:: DATA SUPPLIED ::
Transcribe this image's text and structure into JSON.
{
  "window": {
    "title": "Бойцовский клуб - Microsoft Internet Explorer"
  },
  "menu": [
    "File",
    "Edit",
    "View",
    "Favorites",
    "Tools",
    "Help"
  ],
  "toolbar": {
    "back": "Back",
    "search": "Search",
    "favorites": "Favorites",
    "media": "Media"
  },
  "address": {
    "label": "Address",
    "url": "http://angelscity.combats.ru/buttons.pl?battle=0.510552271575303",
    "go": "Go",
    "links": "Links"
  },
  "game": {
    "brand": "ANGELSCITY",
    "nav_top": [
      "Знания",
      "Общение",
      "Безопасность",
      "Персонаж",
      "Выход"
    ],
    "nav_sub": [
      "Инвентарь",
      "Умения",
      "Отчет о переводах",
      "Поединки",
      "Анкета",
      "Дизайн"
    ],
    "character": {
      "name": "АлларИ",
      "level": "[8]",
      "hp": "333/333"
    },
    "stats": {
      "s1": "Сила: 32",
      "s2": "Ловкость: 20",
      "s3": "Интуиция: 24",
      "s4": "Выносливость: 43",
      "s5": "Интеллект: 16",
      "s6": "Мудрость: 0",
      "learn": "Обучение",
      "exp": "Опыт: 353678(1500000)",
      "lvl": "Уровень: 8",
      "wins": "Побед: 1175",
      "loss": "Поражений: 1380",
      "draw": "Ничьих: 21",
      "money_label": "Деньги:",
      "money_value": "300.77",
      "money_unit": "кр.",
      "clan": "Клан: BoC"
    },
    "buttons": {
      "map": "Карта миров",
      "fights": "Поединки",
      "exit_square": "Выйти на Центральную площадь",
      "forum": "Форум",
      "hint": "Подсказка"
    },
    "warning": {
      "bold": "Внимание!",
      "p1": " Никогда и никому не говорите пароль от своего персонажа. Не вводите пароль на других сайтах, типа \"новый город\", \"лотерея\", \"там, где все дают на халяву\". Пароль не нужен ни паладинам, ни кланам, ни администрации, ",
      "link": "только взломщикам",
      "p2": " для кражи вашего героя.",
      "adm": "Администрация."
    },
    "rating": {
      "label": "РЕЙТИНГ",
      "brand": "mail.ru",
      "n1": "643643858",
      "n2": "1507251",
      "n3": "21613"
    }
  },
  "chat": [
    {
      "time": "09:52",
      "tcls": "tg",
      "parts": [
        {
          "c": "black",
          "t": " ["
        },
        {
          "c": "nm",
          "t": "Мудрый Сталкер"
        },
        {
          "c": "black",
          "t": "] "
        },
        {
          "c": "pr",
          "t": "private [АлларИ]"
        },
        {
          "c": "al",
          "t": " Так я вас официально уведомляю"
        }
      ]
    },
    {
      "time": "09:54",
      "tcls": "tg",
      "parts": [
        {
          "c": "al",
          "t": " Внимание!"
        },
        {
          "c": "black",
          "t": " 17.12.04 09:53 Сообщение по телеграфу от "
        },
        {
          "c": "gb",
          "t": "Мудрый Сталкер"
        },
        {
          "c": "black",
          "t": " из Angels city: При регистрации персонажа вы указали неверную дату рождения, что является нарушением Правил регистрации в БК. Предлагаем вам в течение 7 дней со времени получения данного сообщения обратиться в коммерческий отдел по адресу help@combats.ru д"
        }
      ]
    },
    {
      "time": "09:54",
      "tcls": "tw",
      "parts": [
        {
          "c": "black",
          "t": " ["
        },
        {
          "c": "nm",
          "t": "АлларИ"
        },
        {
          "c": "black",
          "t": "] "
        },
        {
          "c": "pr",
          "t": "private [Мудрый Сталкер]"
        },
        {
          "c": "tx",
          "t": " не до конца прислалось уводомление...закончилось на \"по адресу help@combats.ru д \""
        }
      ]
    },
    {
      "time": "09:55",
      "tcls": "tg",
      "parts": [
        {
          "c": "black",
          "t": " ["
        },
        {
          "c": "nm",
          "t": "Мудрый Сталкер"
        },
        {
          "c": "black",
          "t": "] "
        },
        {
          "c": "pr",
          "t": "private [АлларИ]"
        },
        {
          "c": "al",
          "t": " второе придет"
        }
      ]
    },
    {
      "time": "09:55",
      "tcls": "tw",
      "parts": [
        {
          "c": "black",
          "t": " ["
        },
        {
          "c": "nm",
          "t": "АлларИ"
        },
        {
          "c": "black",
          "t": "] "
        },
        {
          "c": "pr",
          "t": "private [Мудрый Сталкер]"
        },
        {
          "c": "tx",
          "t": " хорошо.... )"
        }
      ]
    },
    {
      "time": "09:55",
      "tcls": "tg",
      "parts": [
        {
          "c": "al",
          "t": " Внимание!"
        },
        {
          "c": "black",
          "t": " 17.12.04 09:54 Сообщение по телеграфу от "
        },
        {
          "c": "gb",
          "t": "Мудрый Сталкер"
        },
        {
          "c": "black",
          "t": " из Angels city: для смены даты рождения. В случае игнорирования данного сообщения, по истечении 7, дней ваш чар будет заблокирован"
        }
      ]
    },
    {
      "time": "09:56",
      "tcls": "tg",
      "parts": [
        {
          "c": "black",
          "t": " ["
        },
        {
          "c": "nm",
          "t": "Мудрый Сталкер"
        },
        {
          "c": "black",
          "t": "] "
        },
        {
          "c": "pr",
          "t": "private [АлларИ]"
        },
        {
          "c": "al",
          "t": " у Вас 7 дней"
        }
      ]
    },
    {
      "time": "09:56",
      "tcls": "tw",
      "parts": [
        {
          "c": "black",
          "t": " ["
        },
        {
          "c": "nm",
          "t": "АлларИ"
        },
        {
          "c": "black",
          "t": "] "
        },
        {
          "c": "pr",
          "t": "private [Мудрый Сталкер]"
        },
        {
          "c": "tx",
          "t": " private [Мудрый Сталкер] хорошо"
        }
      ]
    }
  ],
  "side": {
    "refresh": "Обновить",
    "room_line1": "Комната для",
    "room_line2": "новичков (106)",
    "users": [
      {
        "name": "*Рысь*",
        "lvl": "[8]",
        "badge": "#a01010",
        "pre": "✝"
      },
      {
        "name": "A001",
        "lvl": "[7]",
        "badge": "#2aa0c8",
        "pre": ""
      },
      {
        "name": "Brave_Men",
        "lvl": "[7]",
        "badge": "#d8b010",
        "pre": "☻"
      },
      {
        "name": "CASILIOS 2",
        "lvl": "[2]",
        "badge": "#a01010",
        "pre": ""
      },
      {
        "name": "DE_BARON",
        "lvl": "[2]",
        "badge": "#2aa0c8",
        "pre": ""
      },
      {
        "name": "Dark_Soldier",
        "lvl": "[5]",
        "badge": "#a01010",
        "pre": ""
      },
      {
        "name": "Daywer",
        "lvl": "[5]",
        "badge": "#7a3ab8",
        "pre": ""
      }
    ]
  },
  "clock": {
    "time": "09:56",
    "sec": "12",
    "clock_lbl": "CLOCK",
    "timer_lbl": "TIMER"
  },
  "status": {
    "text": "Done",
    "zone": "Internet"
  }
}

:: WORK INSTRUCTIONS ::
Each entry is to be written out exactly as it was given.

:: REPLY ::
Transcribe this image's text and structure into JSON.
{
  "window": {
    "title": "Бойцовский клуб - Microsoft Internet Explorer"
  },
  "menu": [
    "File",
    "Edit",
    "View",
    "Favorites",
    "Tools",
    "Help"
  ],
  "toolbar": {
    "back": "Back",
    "search": "Search",
    "favorites": "Favorites",
    "media": "Media"
  },
  "address": {
    "label": "Address",
    "url": "http://angelscity.combats.ru/buttons.pl?battle=0.510552271575303",
    "go": "Go",
    "links": "Links"
  },
  "game": {
    "brand": "ANGELSCITY",
    "nav_top": [
      "Знания",
      "Общение",
      "Безопасность",
      "Персонаж",
      "Выход"
    ],
    "nav_sub": [
      "Инвентарь",
      "Умения",
      "Отчет о переводах",
      "Поединки",
      "Анкета",
      "Дизайн"
    ],
    "character": {
      "name": "АлларИ",
      "level": "[8]",
      "hp": "333/333"
    },
    "stats": {
      "s1": "Сила: 32",
      "s2": "Ловкость: 20",
      "s3": "Интуиция: 24",
      "s4": "Выносливость: 43",
      "s5": "Интеллект: 16",
      "s6": "Мудрость: 0",
      "learn": "Обучение",
      "exp": "Опыт: 353678(1500000)",
      "lvl": "Уровень: 8",
      "wins": "Побед: 1175",
      "loss": "Поражений: 1380",
      "draw": "Ничьих: 21",
      "money_label": "Деньги:",
      "money_value": "300.77",
      "money_unit": "кр.",
      "clan": "Клан: BoC"
    },
    "buttons": {
      "map": "Карта миров",
      "fights": "Поединки",
      "exit_square": "Выйти на Центральную площадь",
      "forum": "Форум",
      "hint": "Подсказка"
    },
    "warning": {
      "bold": "Внимание!",
      "p1": " Никогда и никому не говорите пароль от своего персонажа. Не вводите пароль на других сайтах, типа \"новый город\", \"лотерея\", \"там, где все дают на халяву\". Пароль не нужен ни паладинам, ни кланам, ни администрации, ",
      "link": "только взломщикам",
      "p2": " для кражи вашего героя.",
      "adm": "Администрация."
    },
    "rating": {
      "label": "РЕЙТИНГ",
      "brand": "mail.ru",
      "n1": "643643858",
      "n2": "1507251",
      "n3": "21613"
    }
  },
  "chat": [
    {
      "time": "09:52",
      "tcls": "tg",
      "parts": [
        {
          "c": "black",
          "t": " ["
        },
        {
          "c": "nm",
          "t": "Мудрый Сталкер"
        },
        {
          "c": "black",
          "t": "] "
        },
        {
          "c": "pr",
          "t": "private [АлларИ]"
        },
        {
          "c": "al",
          "t": " Так я вас официально уведомляю"
        }
      ]
    },
    {
      "time": "09:54",
      "tcls": "tg",
      "parts": [
        {
          "c": "al",
          "t": " Внимание!"
        },
        {
          "c": "black",
          "t": " 17.12.04 09:53 Сообщение по телеграфу от "
        },
        {
          "c": "gb",
          "t": "Мудрый Сталкер"
        },
        {
          "c": "black",
          "t": " из Angels city: При регистрации персонажа вы указали неверную дату рождения, что является нарушением Правил регистрации в БК. Предлагаем вам в течение 7 дней со времени получения данного сообщения обратиться в коммерческий отдел по адресу help@combats.ru д"
        }
      ]
    },
    {
      "time": "09:54",
      "tcls": "tw",
      "parts": [
        {
          "c": "black",
          "t": " ["
        },
        {
          "c": "nm",
          "t": "АлларИ"
        },
        {
          "c": "black",
          "t": "] "
        },
        {
          "c": "pr",
          "t": "private [Мудрый Сталкер]"
        },
        {
          "c": "tx",
          "t": " не до конца прислалось уводомление...закончилось на \"по адресу help@combats.ru д \""
        }
      ]
    },
    {
      "time": "09:55",
      "tcls": "tg",
      "parts": [
        {
          "c": "black",
          "t": " ["
        },
        {
          "c": "nm",
          "t": "Мудрый Сталкер"
        },
        {
          "c": "black",
          "t": "] "
        },
        {
          "c": "pr",
          "t": "private [АлларИ]"
        },
        {
          "c": "al",
          "t": " второе придет"
        }
      ]
    },
    {
      "time": "09:55",
      "tcls": "tw",
      "parts": [
        {
          "c": "black",
          "t": " ["
        },
        {
          "c": "nm",
          "t": "АлларИ"
        },
        {
          "c": "black",
          "t": "] "
        },
        {
          "c": "pr",
          "t": "private [Мудрый Сталкер]"
        },
        {
          "c": "tx",
          "t": " хорошо.... )"
        }
      ]
    },
    {
      "time": "09:55",
      "tcls": "tg",
      "parts": [
        {
          "c": "al",
          "t": " Внимание!"
        },
        {
          "c": "black",
          "t": " 17.12.04 09:54 Сообщение по телеграфу от "
        },
        {
          "c": "gb",
          "t": "Мудрый Сталкер"
        },
        {
          "c": "black",
          "t": " из Angels city: для смены даты рождения. В случае игнорирования данного сообщения, по истечении 7, дней ваш чар будет заблокирован"
        }
      ]
    },
    {
      "time": "09:56",
      "tcls": "tg",
      "parts": [
        {
          "c": "black",
          "t": " ["
        },
        {
          "c": "nm",
          "t": "Мудрый Сталкер"
        },
        {
          "c": "black",
          "t": "] "
        },
        {
          "c": "pr",
          "t": "private [АлларИ]"
        },
        {
          "c": "al",
          "t": " у Вас 7 дней"
        }
      ]
    },
    {
      "time": "09:56",
      "tcls": "tw",
      "parts": [
        {
          "c": "black",
          "t": " ["
        },
        {
          "c": "nm",
          "t": "АлларИ"
        },
        {
          "c": "black",
          "t": "] "
        },
        {
          "c": "pr",
          "t": "private [Мудрый Сталкер]"
        },
        {
          "c": "tx",
          "t": " private [Мудрый Сталкер] хорошо"
        }
      ]
    }
  ],
  "side": {
    "refresh": "Обновить",
    "room_line1": "Комната для",
    "room_line2": "новичков (106)",
    "users": [
      {
        "name": "*Рысь*",
        "lvl": "[8]",
        "badge": "#a01010",
        "pre": "✝"
      },
      {
        "name": "A001",
        "lvl": "[7]",
        "badge": "#2aa0c8",
        "pre": ""
      },
      {
        "name": "Brave_Men",
        "lvl": "[7]",
        "badge": "#d8b010",
        "pre": "☻"
      },
      {
        "name": "CASILIOS 2",
        "lvl": "[2]",
        "badge": "#a01010",
        "pre": ""
      },
      {
        "name": "DE_BARON",
        "lvl": "[2]",
        "badge": "#2aa0c8",
        "pre": ""
      },
      {
        "name": "Dark_Soldier",
        "lvl": "[5]",
        "badge": "#a01010",
        "pre": ""
      },
      {
        "name": "Daywer",
        "lvl": "[5]",
        "badge": "#7a3ab8",
        "pre": ""
      }
    ]
  },
  "clock": {
    "time": "09:56",
    "sec": "12",
    "clock_lbl": "CLOCK",
    "timer_lbl": "TIMER"
  },
  "status": {
    "text": "Done",
    "zone": "Internet"
  }
}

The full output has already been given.